• _INSTRUCTIONS FOR THE TASK_
From the entries below, work out how many lines contain the string "view"; answer with the number alone.

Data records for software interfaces
===
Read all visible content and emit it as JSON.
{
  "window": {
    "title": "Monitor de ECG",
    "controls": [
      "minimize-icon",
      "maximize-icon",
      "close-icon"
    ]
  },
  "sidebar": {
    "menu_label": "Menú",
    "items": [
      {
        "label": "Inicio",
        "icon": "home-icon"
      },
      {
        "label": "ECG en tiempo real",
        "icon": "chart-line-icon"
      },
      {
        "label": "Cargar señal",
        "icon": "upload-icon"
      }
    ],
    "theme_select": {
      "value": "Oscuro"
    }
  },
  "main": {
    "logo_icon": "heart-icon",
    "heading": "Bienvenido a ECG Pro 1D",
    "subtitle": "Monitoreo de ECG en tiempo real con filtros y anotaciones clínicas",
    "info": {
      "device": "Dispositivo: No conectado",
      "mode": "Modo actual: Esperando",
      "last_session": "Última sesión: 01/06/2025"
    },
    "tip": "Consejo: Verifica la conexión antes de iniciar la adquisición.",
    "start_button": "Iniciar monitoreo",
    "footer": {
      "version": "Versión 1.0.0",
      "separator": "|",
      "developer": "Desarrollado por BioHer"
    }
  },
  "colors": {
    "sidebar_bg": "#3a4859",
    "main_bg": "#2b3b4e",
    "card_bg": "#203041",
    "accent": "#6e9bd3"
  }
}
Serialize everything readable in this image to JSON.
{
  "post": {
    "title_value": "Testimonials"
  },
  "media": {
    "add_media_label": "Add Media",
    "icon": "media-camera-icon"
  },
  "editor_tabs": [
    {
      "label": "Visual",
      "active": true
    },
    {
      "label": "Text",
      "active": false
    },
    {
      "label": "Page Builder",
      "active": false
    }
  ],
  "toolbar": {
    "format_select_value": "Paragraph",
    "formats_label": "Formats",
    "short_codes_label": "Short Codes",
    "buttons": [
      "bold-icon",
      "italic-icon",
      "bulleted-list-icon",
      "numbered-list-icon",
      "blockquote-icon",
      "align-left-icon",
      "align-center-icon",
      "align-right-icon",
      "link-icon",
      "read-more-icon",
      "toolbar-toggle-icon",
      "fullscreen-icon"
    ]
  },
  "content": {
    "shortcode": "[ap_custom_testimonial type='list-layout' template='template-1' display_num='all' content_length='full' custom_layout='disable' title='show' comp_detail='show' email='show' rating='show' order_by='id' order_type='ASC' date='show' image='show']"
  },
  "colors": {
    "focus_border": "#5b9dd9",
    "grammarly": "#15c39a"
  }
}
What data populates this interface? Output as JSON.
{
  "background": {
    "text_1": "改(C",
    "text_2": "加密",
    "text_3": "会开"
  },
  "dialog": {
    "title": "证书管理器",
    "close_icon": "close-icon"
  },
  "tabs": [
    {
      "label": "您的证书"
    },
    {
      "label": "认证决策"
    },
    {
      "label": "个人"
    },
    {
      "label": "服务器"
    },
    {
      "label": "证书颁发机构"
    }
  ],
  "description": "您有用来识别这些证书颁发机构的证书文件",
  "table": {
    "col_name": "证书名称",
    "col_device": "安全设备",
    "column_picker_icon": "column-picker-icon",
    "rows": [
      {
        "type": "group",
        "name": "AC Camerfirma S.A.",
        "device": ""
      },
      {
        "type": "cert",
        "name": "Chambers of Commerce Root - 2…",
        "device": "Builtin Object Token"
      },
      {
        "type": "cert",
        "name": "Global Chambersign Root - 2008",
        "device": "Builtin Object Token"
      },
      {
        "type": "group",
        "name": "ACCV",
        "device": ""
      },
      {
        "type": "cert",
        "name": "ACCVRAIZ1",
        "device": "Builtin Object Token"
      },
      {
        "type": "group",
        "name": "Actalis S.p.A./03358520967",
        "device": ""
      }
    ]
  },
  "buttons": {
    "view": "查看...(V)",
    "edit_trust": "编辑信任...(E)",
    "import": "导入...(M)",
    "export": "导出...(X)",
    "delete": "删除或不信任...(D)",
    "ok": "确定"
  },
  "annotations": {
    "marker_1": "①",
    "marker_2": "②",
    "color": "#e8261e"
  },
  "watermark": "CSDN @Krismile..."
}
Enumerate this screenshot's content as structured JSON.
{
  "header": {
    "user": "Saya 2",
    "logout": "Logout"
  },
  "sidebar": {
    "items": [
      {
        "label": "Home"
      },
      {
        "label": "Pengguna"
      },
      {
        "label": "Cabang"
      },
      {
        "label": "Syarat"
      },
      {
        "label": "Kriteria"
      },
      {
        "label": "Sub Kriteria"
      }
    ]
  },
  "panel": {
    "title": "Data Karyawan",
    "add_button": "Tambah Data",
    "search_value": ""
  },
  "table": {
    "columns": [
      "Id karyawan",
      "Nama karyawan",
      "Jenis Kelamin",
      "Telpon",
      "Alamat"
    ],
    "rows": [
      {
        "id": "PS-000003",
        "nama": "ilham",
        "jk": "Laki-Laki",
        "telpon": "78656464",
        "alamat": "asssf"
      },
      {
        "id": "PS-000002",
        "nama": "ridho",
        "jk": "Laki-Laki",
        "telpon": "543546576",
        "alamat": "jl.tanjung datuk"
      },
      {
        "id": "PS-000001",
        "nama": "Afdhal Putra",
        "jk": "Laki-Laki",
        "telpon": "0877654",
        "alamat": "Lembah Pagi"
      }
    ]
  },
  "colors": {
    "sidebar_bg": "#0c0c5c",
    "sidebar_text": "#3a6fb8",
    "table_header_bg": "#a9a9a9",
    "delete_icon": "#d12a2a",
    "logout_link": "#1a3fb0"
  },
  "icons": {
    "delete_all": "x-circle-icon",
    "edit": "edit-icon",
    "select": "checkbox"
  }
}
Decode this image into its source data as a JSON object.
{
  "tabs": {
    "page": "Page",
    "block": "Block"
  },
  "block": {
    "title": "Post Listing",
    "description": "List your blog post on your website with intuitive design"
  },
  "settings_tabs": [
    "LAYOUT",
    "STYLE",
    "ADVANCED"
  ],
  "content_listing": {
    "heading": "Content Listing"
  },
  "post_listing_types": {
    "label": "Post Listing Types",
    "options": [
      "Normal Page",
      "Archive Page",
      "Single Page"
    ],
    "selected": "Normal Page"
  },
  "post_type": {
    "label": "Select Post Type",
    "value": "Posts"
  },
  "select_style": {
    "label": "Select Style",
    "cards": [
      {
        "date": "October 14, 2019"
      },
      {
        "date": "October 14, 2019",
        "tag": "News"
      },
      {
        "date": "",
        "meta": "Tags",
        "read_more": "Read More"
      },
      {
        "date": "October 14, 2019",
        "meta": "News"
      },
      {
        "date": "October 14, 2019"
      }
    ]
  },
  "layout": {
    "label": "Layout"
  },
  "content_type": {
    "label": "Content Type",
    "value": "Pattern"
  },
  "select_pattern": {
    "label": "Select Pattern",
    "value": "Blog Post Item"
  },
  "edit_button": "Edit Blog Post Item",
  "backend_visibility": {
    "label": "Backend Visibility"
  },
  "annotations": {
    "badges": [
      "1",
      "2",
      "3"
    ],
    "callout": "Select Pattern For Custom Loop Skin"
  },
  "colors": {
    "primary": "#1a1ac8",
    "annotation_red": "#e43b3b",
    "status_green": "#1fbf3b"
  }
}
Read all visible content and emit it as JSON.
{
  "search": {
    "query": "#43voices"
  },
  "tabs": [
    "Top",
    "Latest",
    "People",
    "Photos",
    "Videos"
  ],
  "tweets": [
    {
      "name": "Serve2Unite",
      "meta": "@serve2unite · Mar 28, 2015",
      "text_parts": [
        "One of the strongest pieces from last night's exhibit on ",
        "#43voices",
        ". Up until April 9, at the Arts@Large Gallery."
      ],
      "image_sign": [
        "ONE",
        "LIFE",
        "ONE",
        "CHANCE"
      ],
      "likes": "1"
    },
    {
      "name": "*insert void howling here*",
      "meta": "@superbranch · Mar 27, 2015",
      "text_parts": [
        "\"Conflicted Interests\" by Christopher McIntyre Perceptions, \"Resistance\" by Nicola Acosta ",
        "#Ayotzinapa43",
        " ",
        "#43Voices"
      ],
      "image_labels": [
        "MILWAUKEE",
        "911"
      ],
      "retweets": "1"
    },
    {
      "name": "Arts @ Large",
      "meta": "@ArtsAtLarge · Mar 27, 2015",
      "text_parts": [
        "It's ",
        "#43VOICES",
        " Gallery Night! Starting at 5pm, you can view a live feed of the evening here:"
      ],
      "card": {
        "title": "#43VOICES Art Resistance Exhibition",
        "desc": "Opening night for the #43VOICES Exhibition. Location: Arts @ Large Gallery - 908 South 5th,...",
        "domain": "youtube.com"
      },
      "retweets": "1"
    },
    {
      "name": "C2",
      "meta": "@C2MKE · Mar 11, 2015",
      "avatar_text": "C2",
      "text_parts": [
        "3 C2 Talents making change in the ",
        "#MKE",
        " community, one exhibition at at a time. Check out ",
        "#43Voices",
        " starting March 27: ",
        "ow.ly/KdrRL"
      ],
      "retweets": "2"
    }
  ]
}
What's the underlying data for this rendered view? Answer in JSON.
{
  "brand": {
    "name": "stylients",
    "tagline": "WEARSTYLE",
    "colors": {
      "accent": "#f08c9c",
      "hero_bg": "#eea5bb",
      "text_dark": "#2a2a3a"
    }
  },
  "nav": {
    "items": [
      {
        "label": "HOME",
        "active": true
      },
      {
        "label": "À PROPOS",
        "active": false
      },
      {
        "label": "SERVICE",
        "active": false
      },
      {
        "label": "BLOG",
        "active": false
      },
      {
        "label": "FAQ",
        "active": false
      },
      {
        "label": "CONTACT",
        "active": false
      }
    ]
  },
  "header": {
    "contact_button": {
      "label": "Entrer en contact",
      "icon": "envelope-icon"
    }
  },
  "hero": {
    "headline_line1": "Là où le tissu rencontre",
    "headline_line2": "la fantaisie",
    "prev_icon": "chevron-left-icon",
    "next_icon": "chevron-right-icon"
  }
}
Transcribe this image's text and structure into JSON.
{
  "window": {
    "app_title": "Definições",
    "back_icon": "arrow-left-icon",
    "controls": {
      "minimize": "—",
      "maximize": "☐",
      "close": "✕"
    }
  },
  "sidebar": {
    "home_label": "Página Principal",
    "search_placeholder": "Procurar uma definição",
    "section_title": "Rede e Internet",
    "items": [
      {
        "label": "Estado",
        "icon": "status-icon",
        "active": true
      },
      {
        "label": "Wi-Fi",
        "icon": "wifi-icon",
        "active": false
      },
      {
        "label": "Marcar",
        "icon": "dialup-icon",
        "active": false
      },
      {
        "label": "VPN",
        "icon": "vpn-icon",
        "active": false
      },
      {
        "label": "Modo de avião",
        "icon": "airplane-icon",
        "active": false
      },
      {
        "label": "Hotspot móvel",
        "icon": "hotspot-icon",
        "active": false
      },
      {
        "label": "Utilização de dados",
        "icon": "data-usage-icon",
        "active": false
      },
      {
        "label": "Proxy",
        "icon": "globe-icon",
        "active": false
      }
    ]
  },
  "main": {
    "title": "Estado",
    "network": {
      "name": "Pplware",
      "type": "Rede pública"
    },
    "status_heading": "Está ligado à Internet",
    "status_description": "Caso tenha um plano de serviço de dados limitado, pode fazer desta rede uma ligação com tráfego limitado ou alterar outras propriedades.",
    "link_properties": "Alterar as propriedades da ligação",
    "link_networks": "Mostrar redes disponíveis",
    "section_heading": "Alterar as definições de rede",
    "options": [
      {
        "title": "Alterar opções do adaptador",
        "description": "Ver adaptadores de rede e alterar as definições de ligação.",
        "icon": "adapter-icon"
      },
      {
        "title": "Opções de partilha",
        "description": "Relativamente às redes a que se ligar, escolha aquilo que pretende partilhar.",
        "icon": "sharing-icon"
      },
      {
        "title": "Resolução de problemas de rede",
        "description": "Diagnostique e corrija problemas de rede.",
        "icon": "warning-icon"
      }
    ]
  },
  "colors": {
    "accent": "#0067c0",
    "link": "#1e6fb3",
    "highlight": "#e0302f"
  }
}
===
• _SOLUTION FOR THIS PROBLEM_
3